Definition for hareem (2 of 2)
Origin of harem
Examples from the Web for hareem
She declined all invitations to take up her abode in the hareem, although promised entire liberty.The College, the Market, and the Court|Caroline H. Dall
It is true that the inmate of the hareem knows nothing of the wild liberty (as it seems to her) that the European woman enjoys.
Moorish women are only too ready to become inmates of the Sultan's hareem.The Arab's Pledge|Edward L. Mitford
Hareem carriages (that is, ladies' carriages) in Cairo are large, heavily built broughams.Mentone, Cairo, and Corfu|Constance Fenimore Woolson

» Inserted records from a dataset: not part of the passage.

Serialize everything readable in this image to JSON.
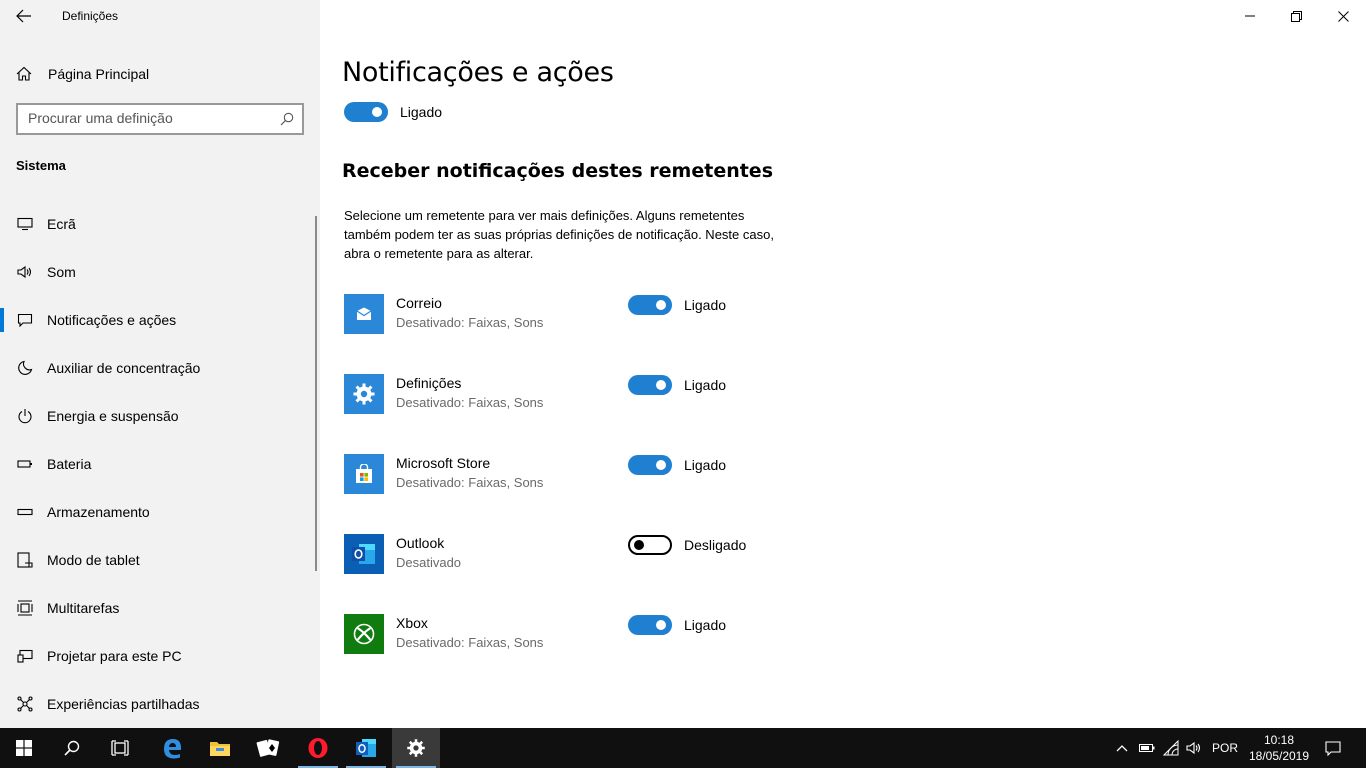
{
  "window": {
    "title": "Definições"
  },
  "sidebar": {
    "home_label": "Página Principal",
    "search_placeholder": "Procurar uma definição",
    "section_title": "Sistema",
    "items": [
      {
        "label": "Ecrã",
        "icon": "monitor-icon"
      },
      {
        "label": "Som",
        "icon": "speaker-icon"
      },
      {
        "label": "Notificações e ações",
        "icon": "notification-icon",
        "active": true
      },
      {
        "label": "Auxiliar de concentração",
        "icon": "moon-icon"
      },
      {
        "label": "Energia e suspensão",
        "icon": "power-icon"
      },
      {
        "label": "Bateria",
        "icon": "battery-icon"
      },
      {
        "label": "Armazenamento",
        "icon": "storage-icon"
      },
      {
        "label": "Modo de tablet",
        "icon": "tablet-icon"
      },
      {
        "label": "Multitarefas",
        "icon": "multitask-icon"
      },
      {
        "label": "Projetar para este PC",
        "icon": "project-icon"
      },
      {
        "label": "Experiências partilhadas",
        "icon": "share-icon"
      }
    ]
  },
  "main": {
    "title": "Notificações e ações",
    "master_toggle": {
      "state": "on",
      "label": "Ligado"
    },
    "senders_heading": "Receber notificações destes remetentes",
    "senders_description": "Selecione um remetente para ver mais definições. Alguns remetentes também podem ter as suas próprias definições de notificação. Neste caso, abra o remetente para as alterar.",
    "senders": [
      {
        "name": "Correio",
        "sub": "Desativado: Faixas, Sons",
        "state": "on",
        "label": "Ligado",
        "icon": "mail-app-icon",
        "color": "#2b88d8"
      },
      {
        "name": "Definições",
        "sub": "Desativado: Faixas, Sons",
        "state": "on",
        "label": "Ligado",
        "icon": "settings-app-icon",
        "color": "#2b88d8"
      },
      {
        "name": "Microsoft Store",
        "sub": "Desativado: Faixas, Sons",
        "state": "on",
        "label": "Ligado",
        "icon": "store-app-icon",
        "color": "#2b88d8"
      },
      {
        "name": "Outlook",
        "sub": "Desativado",
        "state": "off",
        "label": "Desligado",
        "icon": "outlook-app-icon",
        "color": "#0a5fb4"
      },
      {
        "name": "Xbox",
        "sub": "Desativado: Faixas, Sons",
        "state": "on",
        "label": "Ligado",
        "icon": "xbox-app-icon",
        "color": "#107c10"
      }
    ]
  },
  "taskbar": {
    "language": "POR",
    "time": "10:18",
    "date": "18/05/2019"
  },
  "colors": {
    "accent": "#1f7fd0",
    "sidebar_bg": "#f2f2f2",
    "taskbar_bg": "#101010"
  }
}
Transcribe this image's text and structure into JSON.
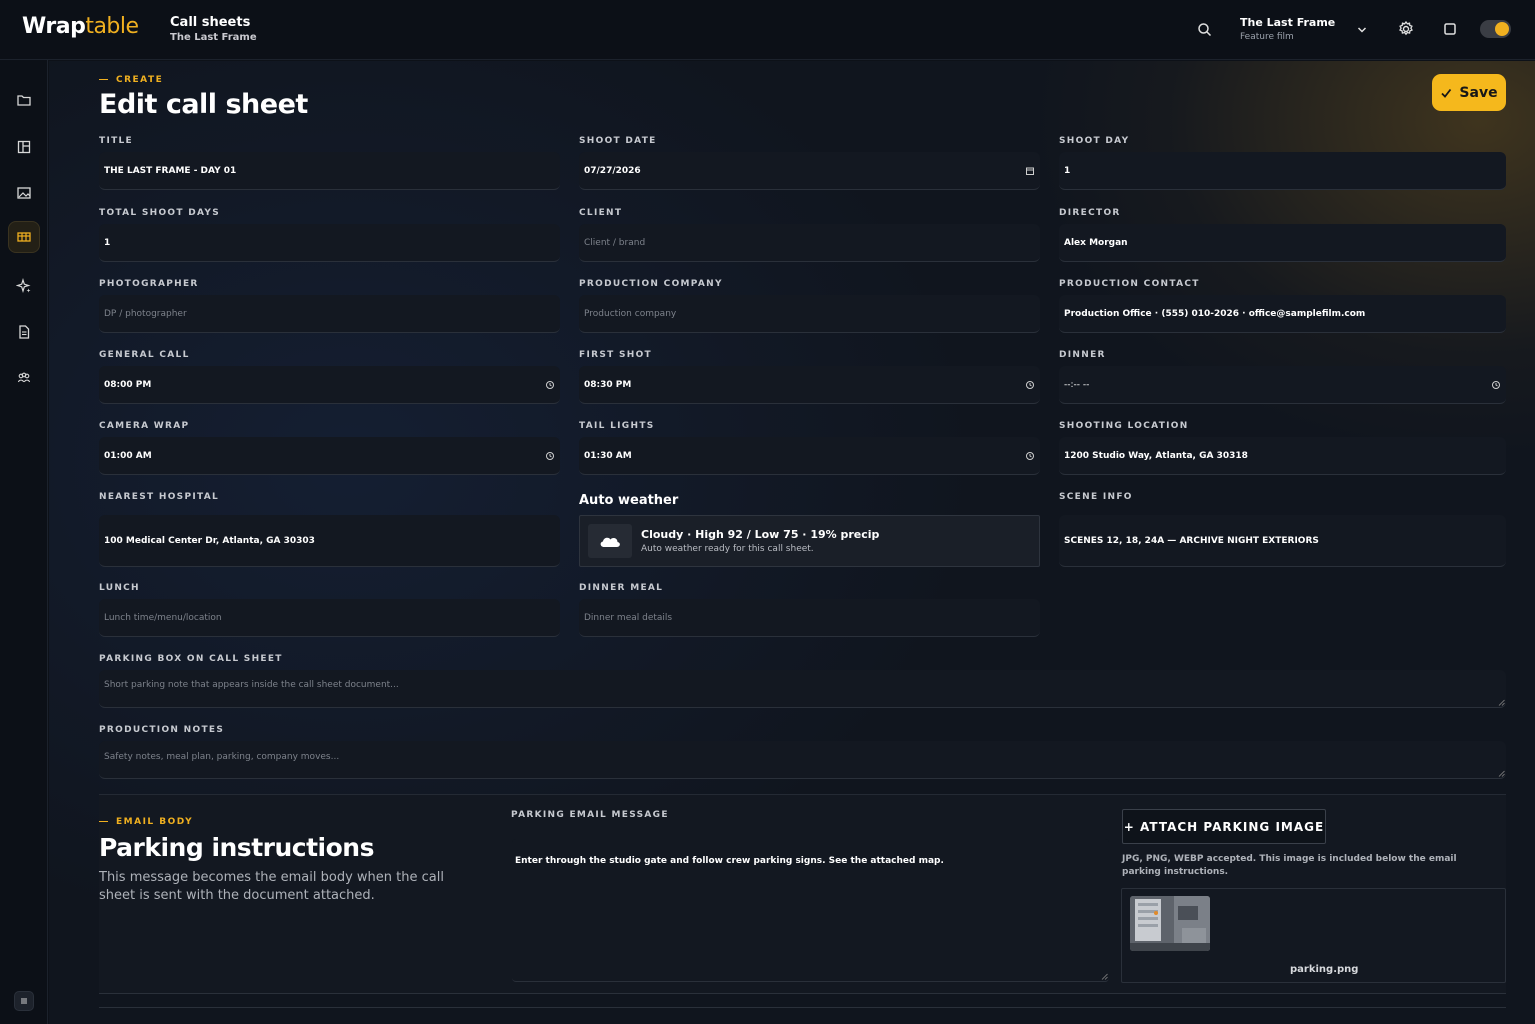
{
  "app": {
    "logo_word": "Wrap",
    "logo_accent": "table"
  },
  "header": {
    "page": "Call sheets",
    "project": "The Last Frame",
    "project_switcher": {
      "name": "The Last Frame",
      "type": "Feature film"
    },
    "icons": [
      "search-icon",
      "gear-icon",
      "square-icon",
      "theme-toggle"
    ]
  },
  "sidebar": {
    "items": [
      {
        "icon": "folder-icon",
        "active": false
      },
      {
        "icon": "board-icon",
        "active": false
      },
      {
        "icon": "image-icon",
        "active": false
      },
      {
        "icon": "call-sheet-icon",
        "active": true
      },
      {
        "icon": "sparkle-icon",
        "active": false
      },
      {
        "icon": "document-icon",
        "active": false
      },
      {
        "icon": "team-icon",
        "active": false
      }
    ],
    "bottom_icon": "menu-icon"
  },
  "form": {
    "eyebrow": "CREATE",
    "title": "Edit call sheet",
    "save_label": "Save",
    "fields": {
      "title": {
        "label": "TITLE",
        "value": "THE LAST FRAME - DAY 01"
      },
      "shoot_date": {
        "label": "SHOOT DATE",
        "value": "07/27/2026"
      },
      "shoot_day": {
        "label": "SHOOT DAY",
        "value": "1"
      },
      "total_shoot_days": {
        "label": "TOTAL SHOOT DAYS",
        "value": "1"
      },
      "client": {
        "label": "CLIENT",
        "placeholder": "Client / brand"
      },
      "director": {
        "label": "DIRECTOR",
        "value": "Alex Morgan"
      },
      "photographer": {
        "label": "PHOTOGRAPHER",
        "placeholder": "DP / photographer"
      },
      "production_company": {
        "label": "PRODUCTION COMPANY",
        "placeholder": "Production company"
      },
      "production_contact": {
        "label": "PRODUCTION CONTACT",
        "value": "Production Office · (555) 010-2026 · office@samplefilm.com"
      },
      "general_call": {
        "label": "GENERAL CALL",
        "value": "08:00 PM"
      },
      "first_shot": {
        "label": "FIRST SHOT",
        "value": "08:30 PM"
      },
      "dinner": {
        "label": "DINNER",
        "value": "--:-- --"
      },
      "camera_wrap": {
        "label": "CAMERA WRAP",
        "value": "01:00 AM"
      },
      "tail_lights": {
        "label": "TAIL LIGHTS",
        "value": "01:30 AM"
      },
      "shooting_location": {
        "label": "SHOOTING LOCATION",
        "value": "1200 Studio Way, Atlanta, GA 30318"
      },
      "nearest_hospital": {
        "label": "NEAREST HOSPITAL",
        "value": "100 Medical Center Dr, Atlanta, GA 30303"
      },
      "scene_info": {
        "label": "SCENE INFO",
        "value": "SCENES 12, 18, 24A — ARCHIVE NIGHT EXTERIORS"
      },
      "lunch": {
        "label": "LUNCH",
        "placeholder": "Lunch time/menu/location"
      },
      "dinner_meal": {
        "label": "DINNER MEAL",
        "placeholder": "Dinner meal details"
      },
      "parking_box": {
        "label": "PARKING BOX ON CALL SHEET",
        "placeholder": "Short parking note that appears inside the call sheet document..."
      },
      "production_notes": {
        "label": "PRODUCTION NOTES",
        "placeholder": "Safety notes, meal plan, parking, company moves..."
      }
    },
    "weather": {
      "heading": "Auto weather",
      "summary": "Cloudy · High 92 / Low 75 · 19% precip",
      "status": "Auto weather ready for this call sheet."
    }
  },
  "email": {
    "eyebrow": "EMAIL BODY",
    "title": "Parking instructions",
    "description": "This message becomes the email body when the call sheet is sent with the document attached.",
    "message_label": "PARKING EMAIL MESSAGE",
    "message_value": "Enter through the studio gate and follow crew parking signs. See the attached map.",
    "attach_label": "+ ATTACH PARKING IMAGE",
    "attach_note": "JPG, PNG, WEBP accepted. This image is included below the email parking instructions.",
    "attachment_name": "parking.png"
  },
  "colors": {
    "accent": "#f5b81c",
    "background": "#10151e",
    "field": "#131821"
  }
}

But these excellences, though found in a hareem, will not fuse, as in a poem or a picture.The Book of Khalid|Ameen Rihani
British Dictionary definitions for hareem
Word Origin for harem
Word Origin and History for hareem
1630s, from Turkish harem, from Arabic haram "wives and concubines," originally "women's quarters," literally "something forbidden or kept safe," from root of harama "he guarded, forbade."